* Recorded information *
*-*-*

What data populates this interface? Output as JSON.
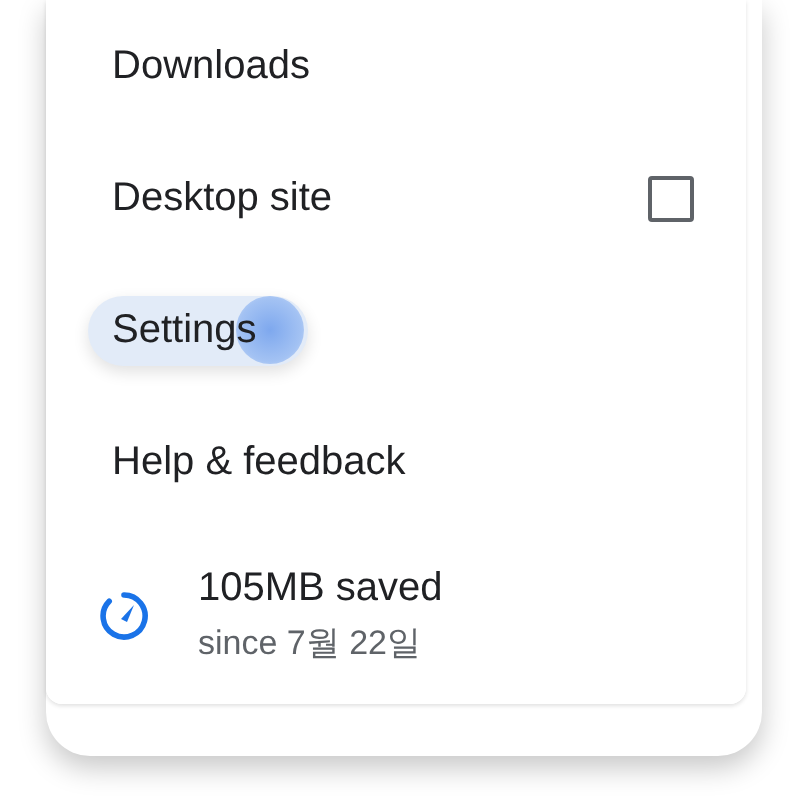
{
  "menu": {
    "items": [
      {
        "kind": "plain",
        "label": "Downloads",
        "pressed": false
      },
      {
        "kind": "checkbox",
        "label": "Desktop site",
        "checked": false,
        "pressed": false
      },
      {
        "kind": "plain",
        "label": "Settings",
        "pressed": true
      },
      {
        "kind": "plain",
        "label": "Help & feedback",
        "pressed": false
      },
      {
        "kind": "savings",
        "label": "105MB saved",
        "sublabel": "since 7월 22일",
        "pressed": false
      }
    ]
  }
}
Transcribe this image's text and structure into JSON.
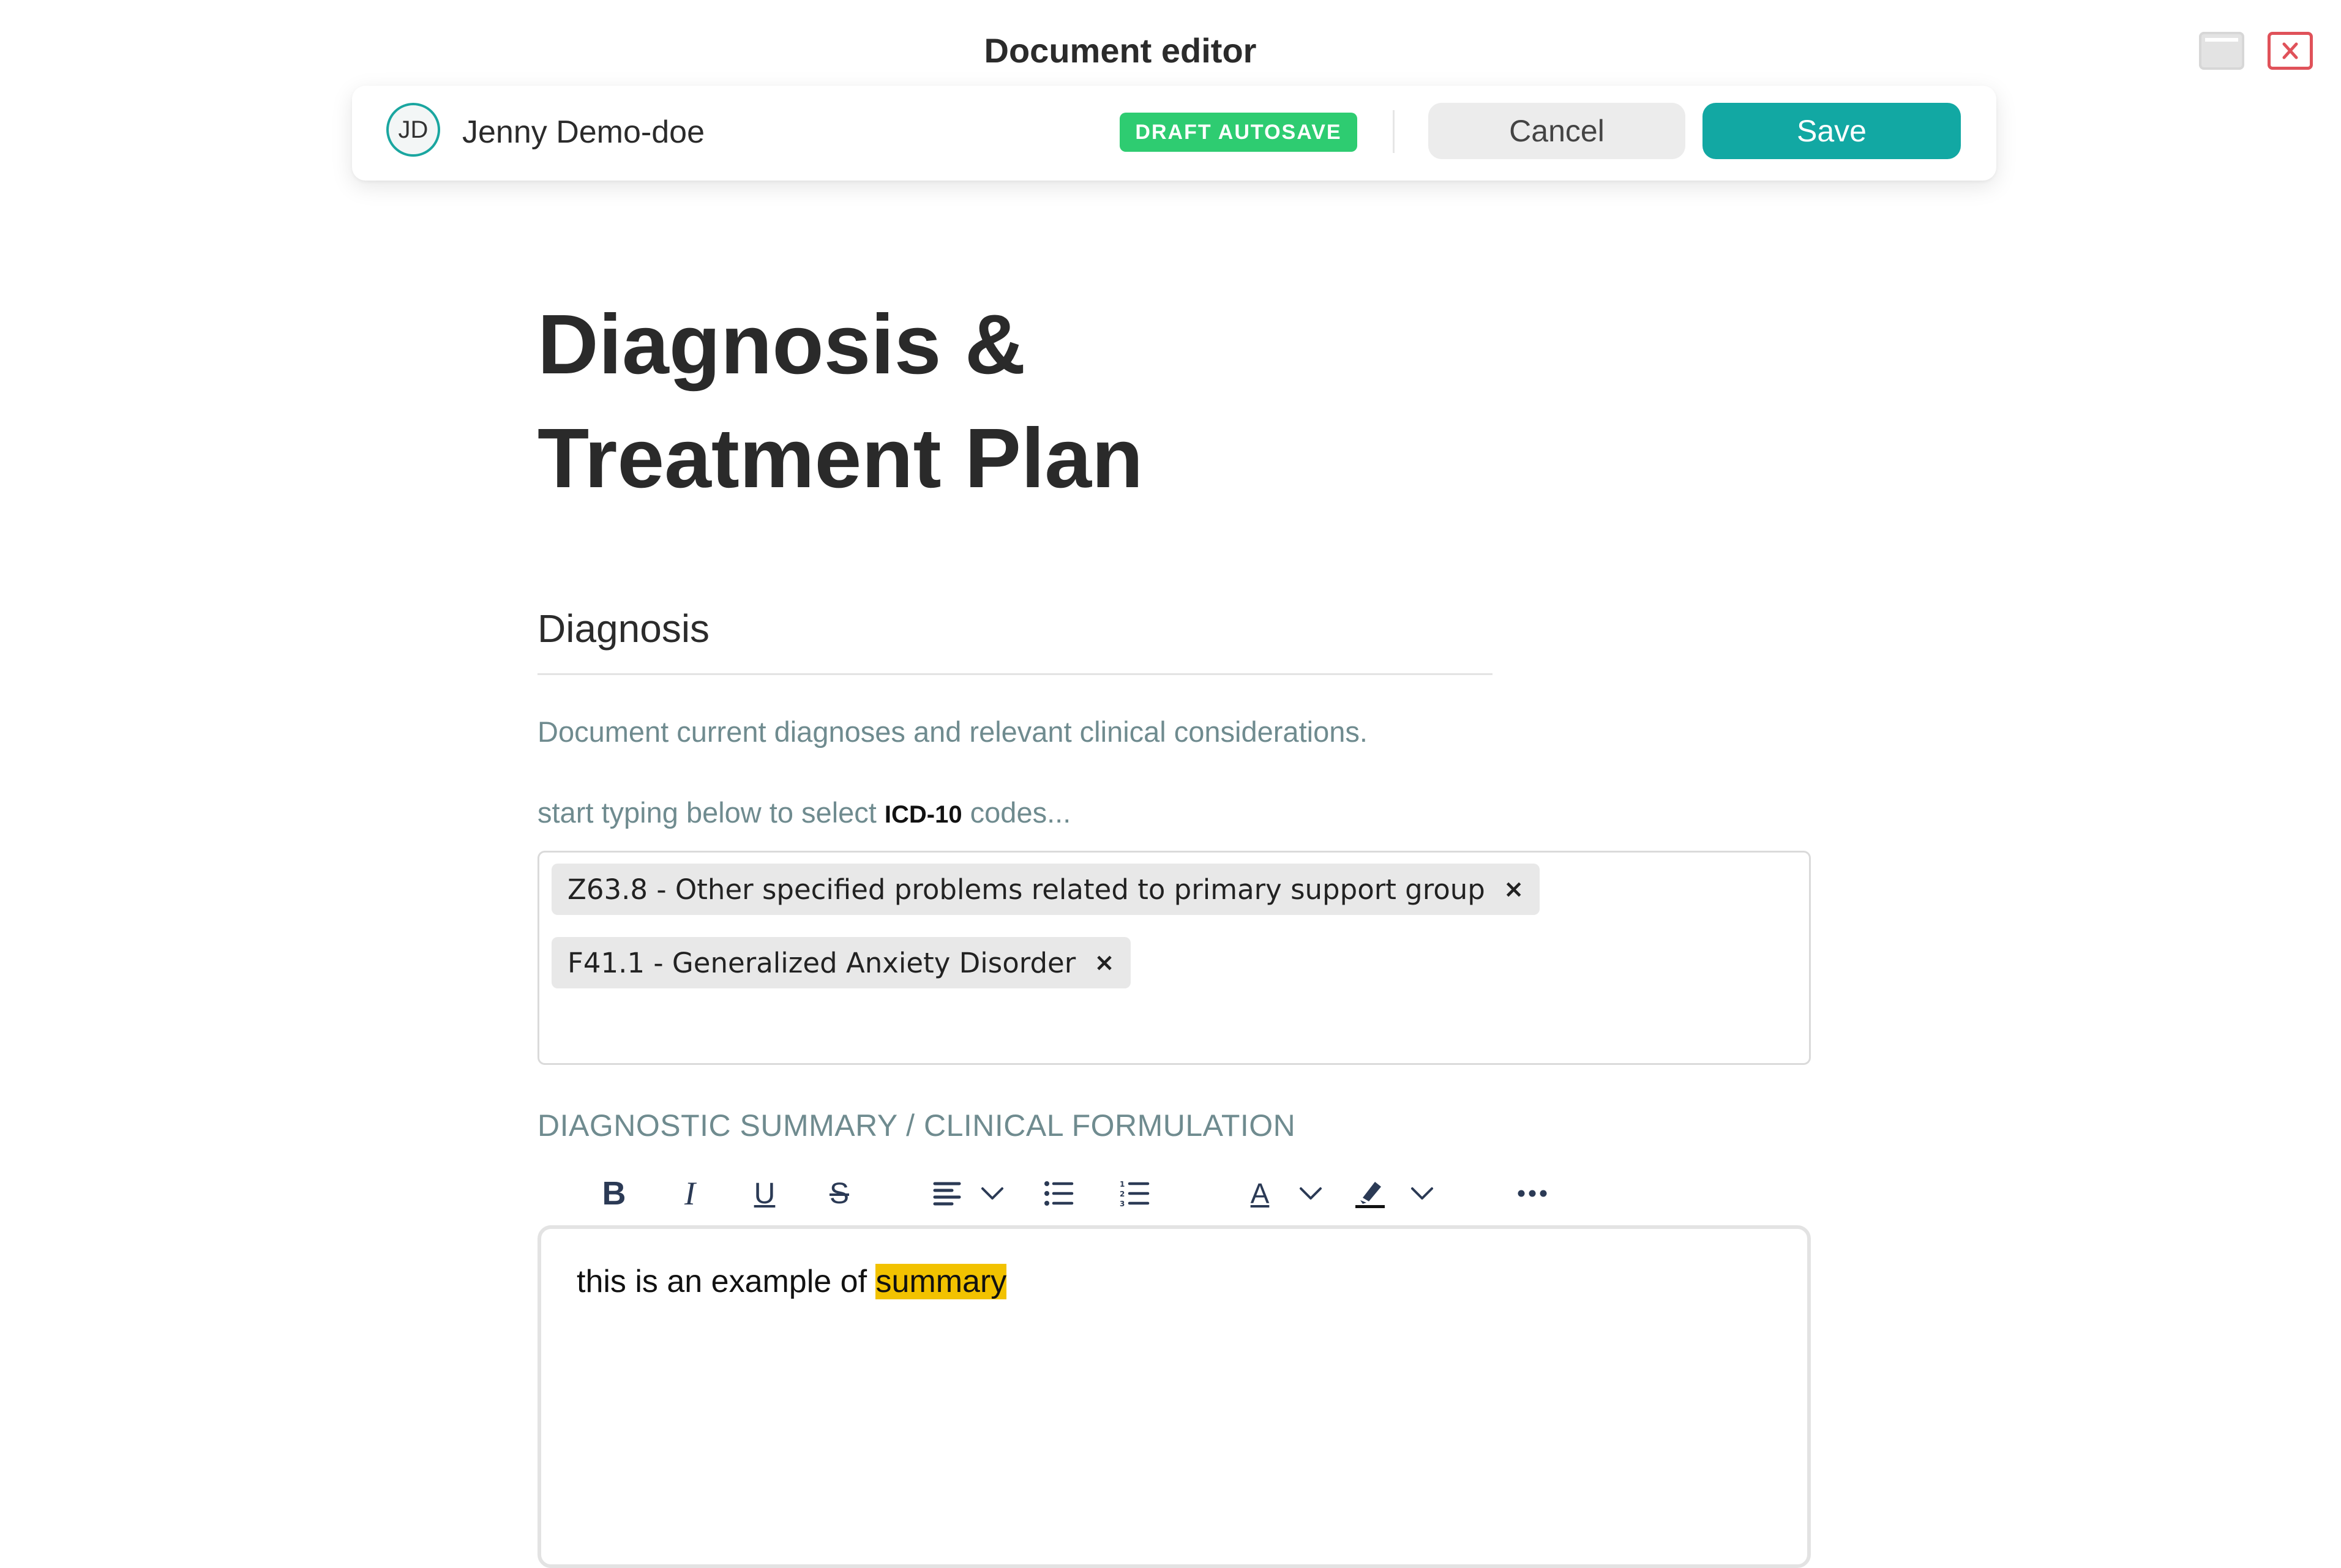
{
  "window": {
    "title": "Document editor",
    "controls": [
      "maximize",
      "close"
    ],
    "close_color": "#e0525a"
  },
  "topbar": {
    "user_initials": "JD",
    "user_name": "Jenny Demo-doe",
    "status_badge": "DRAFT AUTOSAVE",
    "cancel_label": "Cancel",
    "save_label": "Save",
    "accent_color": "#12a8a3",
    "badge_color": "#2ecc71"
  },
  "document": {
    "title_line1": "Diagnosis &",
    "title_line2": "Treatment Plan",
    "section_heading": "Diagnosis",
    "section_description": "Document current diagnoses and relevant clinical considerations.",
    "codes_hint_prefix": "start typing below to select",
    "codes_hint_code": "ICD-10",
    "codes_hint_suffix": "codes...",
    "selected_codes": [
      {
        "label": "Z63.8 - Other specified problems related to primary support group"
      },
      {
        "label": "F41.1 - Generalized Anxiety Disorder"
      }
    ],
    "remove_glyph": "×",
    "summary_label": "DIAGNOSTIC SUMMARY / CLINICAL FORMULATION",
    "editor_text_before": "this is an example of ",
    "editor_text_highlighted": "summary",
    "highlight_color": "#f2c200"
  },
  "toolbar": {
    "items": [
      {
        "name": "bold",
        "label": "B"
      },
      {
        "name": "italic",
        "label": "I"
      },
      {
        "name": "underline",
        "label": "U"
      },
      {
        "name": "strikethrough",
        "label": "S"
      },
      {
        "name": "align",
        "icon": "align-left-icon"
      },
      {
        "name": "bullet-list",
        "icon": "bullet-list-icon"
      },
      {
        "name": "numbered-list",
        "icon": "numbered-list-icon"
      },
      {
        "name": "text-color",
        "label": "A"
      },
      {
        "name": "highlight",
        "icon": "highlighter-icon"
      },
      {
        "name": "more",
        "icon": "more-icon"
      }
    ]
  }
}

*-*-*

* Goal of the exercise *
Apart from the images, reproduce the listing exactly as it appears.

* Response *
What data populates this interface? Output as JSON.
{
  "menu": {
    "items": [
      {
        "kind": "plain",
        "label": "Downloads",
        "pressed": false
      },
      {
        "kind": "checkbox",
        "label": "Desktop site",
        "checked": false,
        "pressed": false
      },
      {
        "kind": "plain",
        "label": "Settings",
        "pressed": true
      },
      {
        "kind": "plain",
        "label": "Help & feedback",
        "pressed": false
      },
      {
        "kind": "savings",
        "label": "105MB saved",
        "sublabel": "since 7월 22일",
        "pressed": false
      }
    ]
  }
}
Transcribe this image's text and structure into JSON.
{
  "window": {
    "title": "Document editor",
    "controls": [
      "maximize",
      "close"
    ],
    "close_color": "#e0525a"
  },
  "topbar": {
    "user_initials": "JD",
    "user_name": "Jenny Demo-doe",
    "status_badge": "DRAFT AUTOSAVE",
    "cancel_label": "Cancel",
    "save_label": "Save",
    "accent_color": "#12a8a3",
    "badge_color": "#2ecc71"
  },
  "document": {
    "title_line1": "Diagnosis &",
    "title_line2": "Treatment Plan",
    "section_heading": "Diagnosis",
    "section_description": "Document current diagnoses and relevant clinical considerations.",
    "codes_hint_prefix": "start typing below to select",
    "codes_hint_code": "ICD-10",
    "codes_hint_suffix": "codes...",
    "selected_codes": [
      {
        "label": "Z63.8 - Other specified problems related to primary support group"
      },
      {
        "label": "F41.1 - Generalized Anxiety Disorder"
      }
    ],
    "remove_glyph": "×",
    "summary_label": "DIAGNOSTIC SUMMARY / CLINICAL FORMULATION",
    "editor_text_before": "this is an example of ",
    "editor_text_highlighted": "summary",
    "highlight_color": "#f2c200"
  },
  "toolbar": {
    "items": [
      {
        "name": "bold",
        "label": "B"
      },
      {
        "name": "italic",
        "label": "I"
      },
      {
        "name": "underline",
        "label": "U"
      },
      {
        "name": "strikethrough",
        "label": "S"
      },
      {
        "name": "align",
        "icon": "align-left-icon"
      },
      {
        "name": "bullet-list",
        "icon": "bullet-list-icon"
      },
      {
        "name": "numbered-list",
        "icon": "numbered-list-icon"
      },
      {
        "name": "text-color",
        "label": "A"
      },
      {
        "name": "highlight",
        "icon": "highlighter-icon"
      },
      {
        "name": "more",
        "icon": "more-icon"
      }
    ]
  }
}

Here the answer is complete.